General Construction 262 views Sep 10, 2017
Why modular offsite construction will continue to boom in the UK

According to number of recent reports, the UK construction industry will need some 400,000 new workers every year until 2021 to meet the demand for new building projects.

If the figures are correct then it is going to be a tough call, which in turn means looking at alternative methods of construction. Fortunately we have a thriving industry in the UK for building offsite and most experts reckon that this will be the answer if the building industry is to prosper in the future.

Recent surveys in America, where they are facing similar skills shortages, revealed that the amount of project work using off site prefabrication almost tripled between 2010 and 2016 and it is a similar story here.

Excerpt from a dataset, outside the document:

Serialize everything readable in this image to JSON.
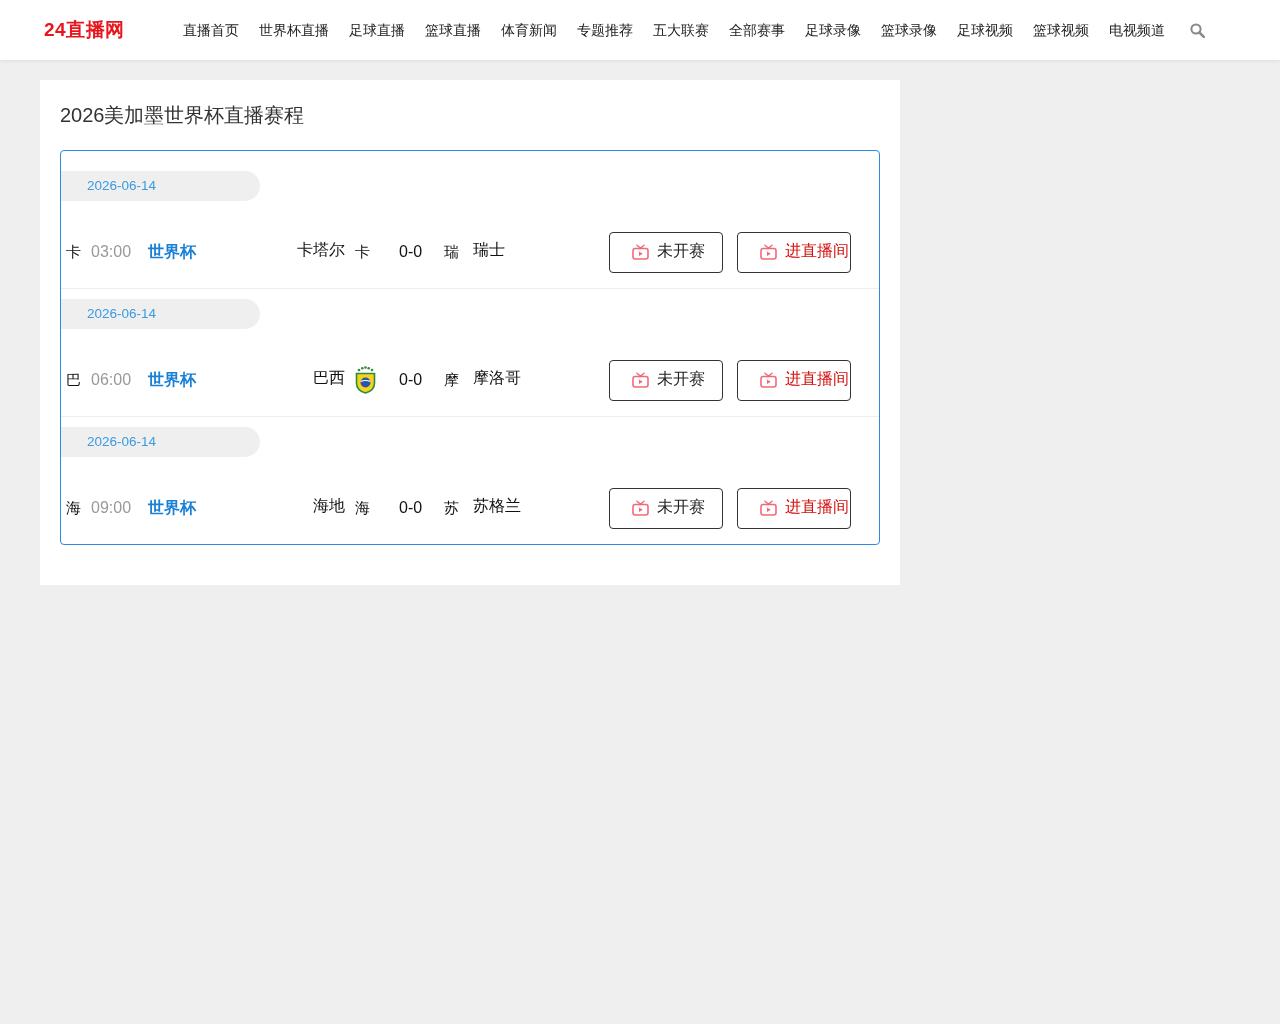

In the UK, Your Housing Group has recently signed a £2.5bn joint venture with a Chinese state-owned construction company to build 25,000 modular homes over the next five years. The housing association currently manages 33,000 affordable homes across the North West, Yorkshire and the Midlands,

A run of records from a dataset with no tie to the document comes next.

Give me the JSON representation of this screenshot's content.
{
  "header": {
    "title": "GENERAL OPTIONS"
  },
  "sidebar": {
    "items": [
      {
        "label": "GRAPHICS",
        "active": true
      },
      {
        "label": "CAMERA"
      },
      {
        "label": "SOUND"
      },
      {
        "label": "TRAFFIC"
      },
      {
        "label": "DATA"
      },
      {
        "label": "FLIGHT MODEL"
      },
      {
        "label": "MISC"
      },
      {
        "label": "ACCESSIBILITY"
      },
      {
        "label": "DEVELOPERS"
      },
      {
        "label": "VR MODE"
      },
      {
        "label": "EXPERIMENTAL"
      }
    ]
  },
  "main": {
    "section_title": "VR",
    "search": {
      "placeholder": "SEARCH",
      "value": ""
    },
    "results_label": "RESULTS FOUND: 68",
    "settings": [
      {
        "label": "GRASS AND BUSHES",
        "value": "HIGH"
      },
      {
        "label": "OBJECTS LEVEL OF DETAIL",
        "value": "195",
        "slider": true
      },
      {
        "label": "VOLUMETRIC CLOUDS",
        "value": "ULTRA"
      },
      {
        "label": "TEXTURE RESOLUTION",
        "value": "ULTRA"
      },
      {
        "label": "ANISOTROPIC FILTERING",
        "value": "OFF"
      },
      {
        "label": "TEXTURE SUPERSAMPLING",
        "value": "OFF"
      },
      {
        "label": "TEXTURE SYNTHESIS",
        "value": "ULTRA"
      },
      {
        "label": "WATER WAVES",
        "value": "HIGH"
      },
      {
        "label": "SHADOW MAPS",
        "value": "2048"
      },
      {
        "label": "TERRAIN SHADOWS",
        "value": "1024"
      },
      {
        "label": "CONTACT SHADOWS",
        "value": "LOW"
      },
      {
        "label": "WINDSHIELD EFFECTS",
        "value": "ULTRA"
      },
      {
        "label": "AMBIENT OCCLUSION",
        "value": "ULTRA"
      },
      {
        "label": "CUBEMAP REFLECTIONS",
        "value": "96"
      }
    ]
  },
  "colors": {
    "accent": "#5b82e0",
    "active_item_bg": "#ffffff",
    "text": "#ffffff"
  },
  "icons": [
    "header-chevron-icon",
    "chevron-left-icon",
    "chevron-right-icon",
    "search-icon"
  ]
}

The 38,000 sq metres of office space at the new Hinckley Power Station in Somerset will be the largest modular project in the UK and will house all the management and technical personnel required during the construction stage of the project. Part of the buildings will be converted after the construction cycle to remain as high quality offices for the permanent site.

UK-based design consultancy Arup and bridge specialist Mabey have recently announced that they have delivered the world’s first modular, rapid-assembly glass fibre-reinforced polymer (GFRP) bridge.

The bridge was installed at a Site of Special Scientific Interest (SSSI) for Network Rail in Oxford. The bridge modules were light enough to be transported by an articulated lorry and then assembled on site and lifted from a distance.

Offsite pre fabrication succeeds as you need fewer experienced crafts people to supervise the less experienced. It has the double advantage that components can be constructed at a lower cost before being shipped to site for final installation.

It means that construction workers can be recruited from other industries, thus reducing the skills shortages, helping to increase productivity and reduce waste. The assembly line practices of prefabrication make offsite construction the perfect solution for contractors looking to reduce their dependence on skilled labour.

So if the pundits are right then modular offsite construction is set to boom – solving our acute skills shortage at the same time - bring it on.

By John Ridgeway

Follow me on Twitter @JohnRidgeway99